Three Penn Researchers Awarded 2016 Sloan Fellowships

Three University of Pennsylvania faculty members are among recipients of this year’s Sloan Research Fellowship, two from Penn’s Perelman School of Medicine, one from Penn’s Wharton School, granted annually to early-career scientists and scholars whose achievements and potential identify them as the next generation of scientific leaders. 

Matthew Kayser
Assistant professor of psychiatry and neuroscience
Perelman School of Medicine

Matthew Kayser is a practicing psychiatrist at Penn’s Perelman School of Medicine, specializing in issues related to sleep and mental health. His lab works on how neural circuits give rise to complex behaviors and how dysfunction of neural processes can cause mental illness. His particular focus is in understanding how sleep — a highly conserved behavior whose core function remains a mystery — contributes to sculpting brain circuits during development and in other times of life.

Zongming Ma
Assistant professor in the department of statistics 
The Wharton School

Zongming Ma conducts research on statistical analysis of high-dimensional and massive datasets, such as those arising from neuroscience and social networks. His research focuses on the core statistical problems that are common to these and other related application areas. By building the mathematical foundation for these problems, his goal is to gain sufficient theoretical insights to design practical algorithms for better data analysis.
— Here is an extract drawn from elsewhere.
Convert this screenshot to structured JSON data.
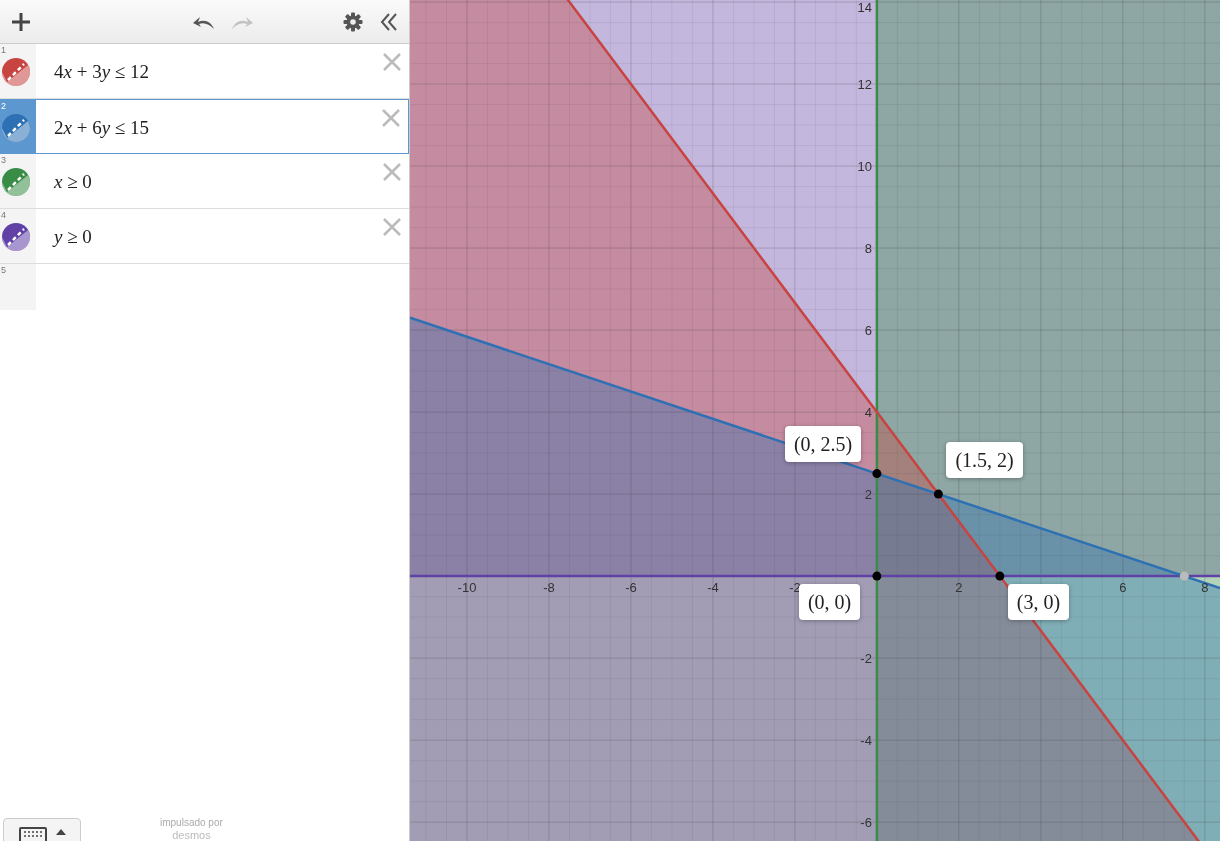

Golnaz Vahedi
Assistant professor of genetics and a member of the Institute for Immunology 
Perelman School of Medicine

Golnaz Vahedi studies the biological circuits that underlie cellular processes in immune cells to uncover the molecular basis of major inherited diseases. Her lab works with vast quantities of rich, high-dimensional data that capture system-wide properties at molecular and cellular resolution in immune cells. A major focus of the Vahedi lab is to deconstruct gene-environment interactions in complex diseases such as autoimmune disorders by generating the epigenomic maps of immune cells and developing computational methods to integrate these maps with human genetics.

Sloan Research Fellows are nominated by their peers and selected by an independent panel of senior scholars. Each Fellow receives a $50,000 award to further his or her research. 

“Getting early-career support can be a make-or-break moment for a young scholar,” said Paul L. Joskow, President of the Alfred P. Sloan Foundation. “In an increasingly competitive academic environment, it can be difficult to stand out, even when your work is first rate. The Sloan Research Fellowships have become an unmistakable marker of quality among researchers. Fellows represent the best of the best among young scientists.”